At a ceremony in London, The Friends of Skokholm and Skomer were awarded the Marsh Award for Local Ornithology in recognition of the huge amount of work they have done to put Skokholm Island back on to the British ornithological map.
Skokholm Island, off the coast of Pembrokeshire, is home to internationally important wildlife populations, and is particularly well known for its seabirds. It was the first Bird Observatory in Britian, but lost its Observatory status in 1976. The island was bought by the Wildlife Trust of South and West Wales in 2007, by which time the buildings and ‘birding’ infrastructure were in complete disrepair and non-functional. Thanks to the Friends this is no longer the case. The work took four years to complete and almost 20,000 hours of voluntary labour.

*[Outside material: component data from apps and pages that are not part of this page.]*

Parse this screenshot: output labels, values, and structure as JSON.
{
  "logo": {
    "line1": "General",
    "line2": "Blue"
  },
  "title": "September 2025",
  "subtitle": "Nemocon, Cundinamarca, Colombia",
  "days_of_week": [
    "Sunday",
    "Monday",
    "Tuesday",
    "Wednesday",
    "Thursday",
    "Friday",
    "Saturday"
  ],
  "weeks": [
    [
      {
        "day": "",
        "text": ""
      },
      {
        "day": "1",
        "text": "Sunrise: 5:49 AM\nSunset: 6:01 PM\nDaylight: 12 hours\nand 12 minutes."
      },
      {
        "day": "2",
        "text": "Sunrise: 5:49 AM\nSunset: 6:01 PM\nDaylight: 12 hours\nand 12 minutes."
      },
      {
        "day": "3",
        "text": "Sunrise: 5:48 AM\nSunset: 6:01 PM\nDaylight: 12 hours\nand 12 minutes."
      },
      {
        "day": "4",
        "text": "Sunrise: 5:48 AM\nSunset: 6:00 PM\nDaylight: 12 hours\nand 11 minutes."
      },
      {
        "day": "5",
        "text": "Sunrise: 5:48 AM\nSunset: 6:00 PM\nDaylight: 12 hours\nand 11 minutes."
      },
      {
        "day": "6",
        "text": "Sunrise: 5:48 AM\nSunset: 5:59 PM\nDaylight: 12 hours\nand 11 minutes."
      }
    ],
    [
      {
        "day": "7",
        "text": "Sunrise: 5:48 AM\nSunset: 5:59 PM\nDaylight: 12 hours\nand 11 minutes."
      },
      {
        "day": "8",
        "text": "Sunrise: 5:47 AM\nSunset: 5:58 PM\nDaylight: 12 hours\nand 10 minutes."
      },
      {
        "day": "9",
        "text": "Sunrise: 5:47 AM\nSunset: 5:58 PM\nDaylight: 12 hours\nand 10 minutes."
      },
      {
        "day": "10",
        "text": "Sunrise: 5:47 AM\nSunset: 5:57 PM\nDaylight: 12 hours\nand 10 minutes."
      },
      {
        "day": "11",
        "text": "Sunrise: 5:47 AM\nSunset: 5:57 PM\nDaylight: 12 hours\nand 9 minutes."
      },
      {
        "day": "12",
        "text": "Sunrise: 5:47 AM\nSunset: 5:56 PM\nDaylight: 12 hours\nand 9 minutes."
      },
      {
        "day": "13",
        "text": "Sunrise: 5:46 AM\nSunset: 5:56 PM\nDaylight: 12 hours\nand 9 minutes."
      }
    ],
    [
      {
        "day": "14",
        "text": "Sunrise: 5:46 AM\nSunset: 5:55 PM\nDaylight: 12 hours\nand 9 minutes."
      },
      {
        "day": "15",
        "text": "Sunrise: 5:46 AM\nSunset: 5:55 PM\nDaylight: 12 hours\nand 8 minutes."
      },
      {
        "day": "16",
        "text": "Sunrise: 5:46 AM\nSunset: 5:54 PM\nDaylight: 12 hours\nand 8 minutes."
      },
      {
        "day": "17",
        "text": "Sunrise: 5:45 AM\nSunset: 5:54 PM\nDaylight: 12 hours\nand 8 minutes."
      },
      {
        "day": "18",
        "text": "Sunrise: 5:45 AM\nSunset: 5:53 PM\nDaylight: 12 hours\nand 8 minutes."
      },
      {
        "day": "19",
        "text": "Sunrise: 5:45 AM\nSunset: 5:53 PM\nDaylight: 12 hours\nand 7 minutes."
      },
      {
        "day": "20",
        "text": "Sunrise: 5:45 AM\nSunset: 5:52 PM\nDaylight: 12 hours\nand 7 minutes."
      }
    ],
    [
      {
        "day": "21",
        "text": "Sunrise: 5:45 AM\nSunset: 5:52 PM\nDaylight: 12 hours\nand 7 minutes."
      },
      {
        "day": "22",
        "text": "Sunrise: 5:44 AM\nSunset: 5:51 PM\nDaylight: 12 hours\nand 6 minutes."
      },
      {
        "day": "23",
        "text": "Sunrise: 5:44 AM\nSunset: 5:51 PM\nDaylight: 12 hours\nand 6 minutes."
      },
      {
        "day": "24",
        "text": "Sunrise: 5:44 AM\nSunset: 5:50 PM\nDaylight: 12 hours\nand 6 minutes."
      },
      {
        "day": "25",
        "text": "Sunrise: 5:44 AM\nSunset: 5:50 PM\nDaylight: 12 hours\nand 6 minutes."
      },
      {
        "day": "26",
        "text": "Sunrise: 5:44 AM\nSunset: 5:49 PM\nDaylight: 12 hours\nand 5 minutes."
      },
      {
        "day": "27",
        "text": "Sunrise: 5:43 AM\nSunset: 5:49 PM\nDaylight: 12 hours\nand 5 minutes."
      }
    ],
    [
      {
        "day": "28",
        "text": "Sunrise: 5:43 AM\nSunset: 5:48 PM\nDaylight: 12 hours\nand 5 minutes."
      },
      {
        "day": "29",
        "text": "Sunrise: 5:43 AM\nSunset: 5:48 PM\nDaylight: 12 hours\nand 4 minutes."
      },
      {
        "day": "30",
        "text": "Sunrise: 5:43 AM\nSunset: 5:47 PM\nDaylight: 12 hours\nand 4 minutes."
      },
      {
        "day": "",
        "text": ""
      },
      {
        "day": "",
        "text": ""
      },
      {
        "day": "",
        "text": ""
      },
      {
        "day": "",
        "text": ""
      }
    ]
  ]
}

The Friends are incredibly important to the islands of Skomer and Skokholm and since1981 the membership has grown to over 400. Members help finance essential work on the islands through their subscriptions, but more importantly, many have taken part in voluntary work parties to help bring Skokholm back to its former glory and its return to official Bird Observatory status in 2014
Members of the Friends often act as voluntary wardens on both Skomer and Skokholm helping with practical maintenance tasks, wildlife recording and research studies and are currently engaged in digitising the daily bird logbooks which date back to 1933.
The award was presented by The Duke of Edinburgh at a ceremony hosted by the British Trust for Ornithology (BTO) and the Society of Wildlife Artists (SWLA) at the Mall Gallery in London.
Steve Sutcliffe, the driving force behind the Friends and a former Skomer Warden said, "I am absolutely delighted that the hard work of the many volunteers who have helped to restore Skokholm has been recognised in this way. The Friends of Skokholm and Skomer have been the catalyst, raising funds and providing a huge amount of support for the project, and I am honoured to receive this award on their behalf."
Andy Clements BTO Director said, "The Marsh Awards for Ornithology enable BTO to recognise the excellent work of ornithologists at a variety of scales, all of whom are partners with BTO in ensuring science contributes to conservation. Volunteering is central to BTO Science and I am delighted that the local Marsh Award is going to the Friends of Skokholm and Skomer whose hard work has rejuvenated a key migration watch-point."